Do you ever give collaboration any conscious thought? I hope so, because it is integral to virtually everything you do, and certainly a key aspect of any leadership role. After all, collaboration literally means “working together” and no organisation can exist unless people work together. So you could define management as “the art or science of enabling people to collaborate more effectively.”
Actually this definition of management may be more powerful and profound than you realise, for it makes people paramount: it makes them the centre and the circumference of management and reinforces the fact that, as a leader, managing people is the most important aspect of your job. It is powerful because it exposes something you possibly never consciously recognise: that your people are your brand! Your
Collective intelligence can be defined as the knowledge and applied ability that emerges from collaboration, with research indicating that new learning is created by people sharing their knowledge to solve problems.
This means that collaboration is both the cause and consequence of collective intelligence. It also means that the quality of each depends on the quality of the other.
Unfortunately there is no direct measure of collective intelligence, but it nevertheless remains an aggregation of the applied knowledge and ability of your people. And the degree of application determines the power of your brand. Thus you could say that your results are your ultimate performance. That, however, is not just glib, but it also lacks any element of assessment against what is possible – against what might have or should have been.
Imagine for a moment you have taken delivery of a new top-of-the-range Ferrari. You would not take it onto the roads and then drive everywhere in second gear. That would not only be a complete waste but it is ultimately not good for the gear-box or the car or even its fuel economy. Well, having disengaged employees is like running that Ferrari in second gear. How well do you think your people are collaborating if they are unfulfilled, or not realising their full potential, or are disgruntled at the way they are being treated? That’s why – even if it is an abstract, umbrella term – employee engagement is so important. If you don’t optimise individual intelligence and capability, you will never realise or release the collective intelligence (the horse-power) you have available. It is just as much of a waste.
Now ask yourself, “How much of this ‘human economic waste’ is there in my organisation?” It is most likely your single biggest hidden cost.
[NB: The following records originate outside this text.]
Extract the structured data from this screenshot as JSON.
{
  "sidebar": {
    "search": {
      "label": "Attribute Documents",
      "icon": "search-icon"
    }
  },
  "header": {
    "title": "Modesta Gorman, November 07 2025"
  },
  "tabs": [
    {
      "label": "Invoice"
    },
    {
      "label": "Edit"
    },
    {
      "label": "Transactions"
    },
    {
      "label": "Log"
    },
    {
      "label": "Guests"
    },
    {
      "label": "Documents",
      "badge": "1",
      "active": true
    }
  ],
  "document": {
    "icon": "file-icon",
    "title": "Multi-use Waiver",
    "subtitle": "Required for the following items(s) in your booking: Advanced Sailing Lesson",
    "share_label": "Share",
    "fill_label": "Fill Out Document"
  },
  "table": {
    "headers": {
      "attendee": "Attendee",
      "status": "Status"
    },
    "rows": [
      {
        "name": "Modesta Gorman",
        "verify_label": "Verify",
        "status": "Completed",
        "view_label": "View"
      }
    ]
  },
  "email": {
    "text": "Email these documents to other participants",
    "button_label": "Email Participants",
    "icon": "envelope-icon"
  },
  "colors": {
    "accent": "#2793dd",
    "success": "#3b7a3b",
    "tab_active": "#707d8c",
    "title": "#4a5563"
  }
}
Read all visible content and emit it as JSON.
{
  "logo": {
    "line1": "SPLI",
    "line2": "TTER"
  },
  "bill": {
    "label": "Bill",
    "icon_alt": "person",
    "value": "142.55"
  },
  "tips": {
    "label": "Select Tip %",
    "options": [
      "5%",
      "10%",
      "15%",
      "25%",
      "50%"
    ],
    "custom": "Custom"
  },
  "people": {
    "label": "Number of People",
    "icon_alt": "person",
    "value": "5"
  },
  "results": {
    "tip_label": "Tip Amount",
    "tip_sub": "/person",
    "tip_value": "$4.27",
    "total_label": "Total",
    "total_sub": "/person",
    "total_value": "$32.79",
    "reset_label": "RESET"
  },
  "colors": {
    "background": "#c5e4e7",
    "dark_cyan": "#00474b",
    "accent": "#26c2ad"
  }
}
So if you want a successful, optimal, lean organisation eliminating this human economic waste must be your major focus. (After all, lean management is all about eliminating unnecessary waste.) And where do you start?
It has to be with collaboration. To develop good collaboration you must begin with the individual and the only way you can optimise the individual is to activate their primary intrinsic motivators that we covered previously, viz. Autonomy, Mastery, Purpose. The self-optimisation will ignite both the will to collaborate and the quality of the collaboration and fire the collective intelligence.
Then you will have your “finely tuned” organisation delivering sustained results way beyond what you currently have and which you may currently only dream of.